Secondary sponsor category [1] 291926 0
Name [1] 291926 0
Address [1] 291926 0
Country [1] 291926 0

Ethics approval
Ethics application status
Ethics committee name [1] 294627 0
SLHD Ethics Review Committee (RPAH Zone)
Ethics committee address [1] 294627 0
c/- Research Ethics and Governance Office (REGO)
Royal Prince Alfred Hospital
Missenden Road
Ethics committee country [1] 294627 0
Date submitted for ethics approval [1] 294627 0
Approval date [1] 294627 0
Ethics approval number [1] 294627 0

Brief summary
Atrial fibrillation (AF) is estimated to affect at least 0.25 million adult Australians and is the commonest cardiac arrhythmia world-wide. It accounts for an estimated $1.8 billion in annual direct ($1.25B) and indirect ($0.55B) healthcare costs locally. Annual hospital admissions have risen exponentially over the last 15 years, with costs for AF arrhythmia episodes alone in 2008-9 amounting to $430 million. AF causes a substantial lifetime socio-economic burden, as it causes 7,500 ischaemic strokes in Australia each year. Because the risk of stroke is determined largely by the quantitative burden of arrhythmia, treatments to lower arrhythmia burden are critically important. Obstructive sleep apnoea (OSA) is an independent risk factor for AF and more than triples the risk of stroke in AF, over and above other established risk predictors. Up to 80% of patients with AF have OSA. Current AF treatment strategies are ineffective in >50% of cases overall, particularly among individuals with OSA. Observational studies suggest that treatment of OSA may reduce arrhythmia recurrence, but no large RCTs have directly addressed this question. Reducing the >50% arrhythmia recurrence rate may only be possible when combined with structured OSA treatment. This randomised clinical trial is assessing whether routine OSA treatment in addition to a weight management program reduces AF arrhythmia burden.
Trial website
Trial related presentations / publications
Public notes

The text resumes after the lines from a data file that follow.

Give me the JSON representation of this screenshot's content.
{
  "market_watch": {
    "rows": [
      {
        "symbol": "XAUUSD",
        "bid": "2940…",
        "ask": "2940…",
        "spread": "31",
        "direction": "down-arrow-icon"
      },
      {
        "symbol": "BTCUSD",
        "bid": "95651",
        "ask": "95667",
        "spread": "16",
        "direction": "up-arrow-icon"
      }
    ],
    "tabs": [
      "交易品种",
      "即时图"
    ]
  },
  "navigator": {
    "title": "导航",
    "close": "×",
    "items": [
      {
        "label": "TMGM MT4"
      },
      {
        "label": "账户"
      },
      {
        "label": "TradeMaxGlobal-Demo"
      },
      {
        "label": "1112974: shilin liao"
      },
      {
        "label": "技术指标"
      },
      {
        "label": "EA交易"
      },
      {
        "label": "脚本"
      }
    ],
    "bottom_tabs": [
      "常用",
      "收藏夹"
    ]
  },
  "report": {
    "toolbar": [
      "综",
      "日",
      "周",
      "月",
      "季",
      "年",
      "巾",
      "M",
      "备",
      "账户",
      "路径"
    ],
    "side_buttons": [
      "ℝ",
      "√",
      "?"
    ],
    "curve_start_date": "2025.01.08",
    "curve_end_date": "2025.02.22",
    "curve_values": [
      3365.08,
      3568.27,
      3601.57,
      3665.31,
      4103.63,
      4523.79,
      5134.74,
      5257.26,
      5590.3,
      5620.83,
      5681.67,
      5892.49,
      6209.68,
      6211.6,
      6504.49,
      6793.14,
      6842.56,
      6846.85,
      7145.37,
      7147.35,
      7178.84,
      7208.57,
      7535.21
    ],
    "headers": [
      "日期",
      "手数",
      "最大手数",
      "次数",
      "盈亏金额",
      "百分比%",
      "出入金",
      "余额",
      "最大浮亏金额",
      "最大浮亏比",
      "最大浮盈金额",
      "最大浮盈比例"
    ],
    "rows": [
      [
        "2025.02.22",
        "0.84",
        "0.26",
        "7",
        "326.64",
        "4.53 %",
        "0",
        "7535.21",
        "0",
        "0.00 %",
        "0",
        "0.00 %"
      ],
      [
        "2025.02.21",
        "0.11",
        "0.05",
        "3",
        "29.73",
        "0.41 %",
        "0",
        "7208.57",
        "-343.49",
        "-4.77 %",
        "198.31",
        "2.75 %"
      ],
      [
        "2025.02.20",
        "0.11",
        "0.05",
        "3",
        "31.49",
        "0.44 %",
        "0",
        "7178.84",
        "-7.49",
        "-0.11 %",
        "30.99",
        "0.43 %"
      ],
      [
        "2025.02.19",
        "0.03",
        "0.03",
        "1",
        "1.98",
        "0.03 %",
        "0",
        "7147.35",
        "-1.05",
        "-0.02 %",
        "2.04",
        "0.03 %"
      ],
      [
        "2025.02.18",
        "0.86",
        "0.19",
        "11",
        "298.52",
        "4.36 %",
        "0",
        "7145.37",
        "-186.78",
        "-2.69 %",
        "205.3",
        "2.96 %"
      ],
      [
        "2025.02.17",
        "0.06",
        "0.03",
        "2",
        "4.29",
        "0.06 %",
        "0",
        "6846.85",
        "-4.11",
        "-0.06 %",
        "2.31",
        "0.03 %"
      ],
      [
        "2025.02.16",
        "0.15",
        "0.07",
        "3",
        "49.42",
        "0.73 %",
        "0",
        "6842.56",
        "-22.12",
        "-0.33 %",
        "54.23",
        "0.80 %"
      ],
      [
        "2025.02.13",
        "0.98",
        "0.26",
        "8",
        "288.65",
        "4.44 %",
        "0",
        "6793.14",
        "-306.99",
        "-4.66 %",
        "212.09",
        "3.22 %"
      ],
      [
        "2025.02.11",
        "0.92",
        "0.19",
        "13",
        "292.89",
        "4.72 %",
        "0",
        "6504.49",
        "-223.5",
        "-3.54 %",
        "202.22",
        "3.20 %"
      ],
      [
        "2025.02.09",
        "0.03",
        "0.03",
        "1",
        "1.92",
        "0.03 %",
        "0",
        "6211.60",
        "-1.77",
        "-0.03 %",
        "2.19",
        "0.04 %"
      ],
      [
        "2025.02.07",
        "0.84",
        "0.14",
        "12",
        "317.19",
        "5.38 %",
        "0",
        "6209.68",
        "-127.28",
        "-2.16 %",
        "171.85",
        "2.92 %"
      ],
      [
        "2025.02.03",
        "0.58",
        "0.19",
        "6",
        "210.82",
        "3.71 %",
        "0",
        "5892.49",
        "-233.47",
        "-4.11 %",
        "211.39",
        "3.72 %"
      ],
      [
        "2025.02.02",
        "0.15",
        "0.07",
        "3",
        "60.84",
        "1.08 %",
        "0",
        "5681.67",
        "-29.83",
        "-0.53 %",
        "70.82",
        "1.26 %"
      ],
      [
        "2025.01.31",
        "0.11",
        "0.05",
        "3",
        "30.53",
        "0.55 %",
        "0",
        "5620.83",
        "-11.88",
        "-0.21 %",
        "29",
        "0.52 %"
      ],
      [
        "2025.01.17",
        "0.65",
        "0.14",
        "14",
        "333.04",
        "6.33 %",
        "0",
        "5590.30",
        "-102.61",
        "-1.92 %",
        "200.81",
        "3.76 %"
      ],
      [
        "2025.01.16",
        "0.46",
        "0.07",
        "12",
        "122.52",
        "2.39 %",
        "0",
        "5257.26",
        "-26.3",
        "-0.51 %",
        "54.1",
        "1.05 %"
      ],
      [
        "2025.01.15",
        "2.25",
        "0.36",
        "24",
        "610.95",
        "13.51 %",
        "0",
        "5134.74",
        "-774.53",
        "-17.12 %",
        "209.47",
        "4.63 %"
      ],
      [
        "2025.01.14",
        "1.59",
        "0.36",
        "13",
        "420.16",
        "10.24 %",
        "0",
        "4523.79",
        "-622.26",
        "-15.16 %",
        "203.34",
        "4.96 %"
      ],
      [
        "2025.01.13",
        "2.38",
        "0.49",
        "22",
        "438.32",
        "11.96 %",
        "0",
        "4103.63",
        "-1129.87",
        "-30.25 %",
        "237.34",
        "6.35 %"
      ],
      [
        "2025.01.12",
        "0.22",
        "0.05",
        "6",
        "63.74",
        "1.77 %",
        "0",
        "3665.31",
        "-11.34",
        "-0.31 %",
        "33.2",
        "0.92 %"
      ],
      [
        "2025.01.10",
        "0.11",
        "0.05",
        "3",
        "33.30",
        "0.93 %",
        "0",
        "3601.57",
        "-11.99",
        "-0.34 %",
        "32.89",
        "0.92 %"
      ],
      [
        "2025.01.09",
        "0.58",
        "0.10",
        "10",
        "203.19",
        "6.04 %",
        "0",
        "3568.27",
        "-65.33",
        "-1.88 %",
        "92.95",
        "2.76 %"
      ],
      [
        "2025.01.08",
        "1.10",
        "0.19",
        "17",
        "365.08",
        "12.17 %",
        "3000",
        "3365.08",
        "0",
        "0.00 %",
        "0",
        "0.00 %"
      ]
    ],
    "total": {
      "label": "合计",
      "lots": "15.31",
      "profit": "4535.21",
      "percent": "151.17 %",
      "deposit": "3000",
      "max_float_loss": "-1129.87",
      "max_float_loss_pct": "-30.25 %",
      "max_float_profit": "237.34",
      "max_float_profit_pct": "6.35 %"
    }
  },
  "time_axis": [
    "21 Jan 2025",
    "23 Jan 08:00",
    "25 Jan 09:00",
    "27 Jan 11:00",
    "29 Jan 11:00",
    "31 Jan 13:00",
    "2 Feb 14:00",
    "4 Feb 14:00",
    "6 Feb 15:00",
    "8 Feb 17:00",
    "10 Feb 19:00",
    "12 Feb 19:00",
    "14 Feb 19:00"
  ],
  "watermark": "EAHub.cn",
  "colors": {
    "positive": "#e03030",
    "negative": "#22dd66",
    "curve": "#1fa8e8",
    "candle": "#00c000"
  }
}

Principal investigator
Name 64410 0
Prof Tony Keech
Address 64410 0
NHMRC Clinical Trials Centre
Locked Bag 77
NSW 1450
Country 64410 0
Phone 64410 0
+ 61 2 9562 5000
Fax 64410 0
Email 64410 0
Contact person for public queries
Name 64411 0
Ms Rebecca Mister
Address 64411 0
NHMRC Clinical Trials Centre
Locked Bag 77
NSW 1450
Country 64411 0
Phone 64411 0
+ 61 2 9562 5000
Fax 64411 0
Email 64411 0
Contact person for scientific queries
Name 64412 0
Prof Tony Keech
Address 64412 0
NHMRC Clinical Trials Centre
Locked Bag 77
NSW 1450
Country 64412 0
Phone 64412 0
+ 61 2 9562 5000
Fax 64412 0
Email 64412 0

Data sharing statement
Will individual participant data (IPD) for this trial be available (including data dictionaries)?
No/undecided IPD sharing reason/comment
Please contact the CTC for the publication and data sharing
What supporting documents are/will be available?
No other documents available
Summary results
No Results